- [RECORDS FOR THIS TASK]

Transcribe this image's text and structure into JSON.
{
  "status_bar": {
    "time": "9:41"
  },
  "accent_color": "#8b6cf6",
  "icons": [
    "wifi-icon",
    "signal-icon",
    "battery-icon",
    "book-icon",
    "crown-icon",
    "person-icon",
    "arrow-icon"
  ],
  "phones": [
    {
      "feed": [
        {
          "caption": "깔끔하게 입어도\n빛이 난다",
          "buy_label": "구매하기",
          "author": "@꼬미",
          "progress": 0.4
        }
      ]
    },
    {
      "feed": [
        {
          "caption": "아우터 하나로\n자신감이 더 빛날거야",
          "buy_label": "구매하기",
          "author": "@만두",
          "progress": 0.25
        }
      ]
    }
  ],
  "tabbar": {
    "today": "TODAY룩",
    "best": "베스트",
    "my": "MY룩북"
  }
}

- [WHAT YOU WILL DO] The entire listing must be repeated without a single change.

- [EXERCISE RESPONSE]
Transcribe this image's text and structure into JSON.
{
  "status_bar": {
    "time": "9:41"
  },
  "accent_color": "#8b6cf6",
  "icons": [
    "wifi-icon",
    "signal-icon",
    "battery-icon",
    "book-icon",
    "crown-icon",
    "person-icon",
    "arrow-icon"
  ],
  "phones": [
    {
      "feed": [
        {
          "caption": "깔끔하게 입어도\n빛이 난다",
          "buy_label": "구매하기",
          "author": "@꼬미",
          "progress": 0.4
        }
      ]
    },
    {
      "feed": [
        {
          "caption": "아우터 하나로\n자신감이 더 빛날거야",
          "buy_label": "구매하기",
          "author": "@만두",
          "progress": 0.25
        }
      ]
    }
  ],
  "tabbar": {
    "today": "TODAY룩",
    "best": "베스트",
    "my": "MY룩북"
  }
}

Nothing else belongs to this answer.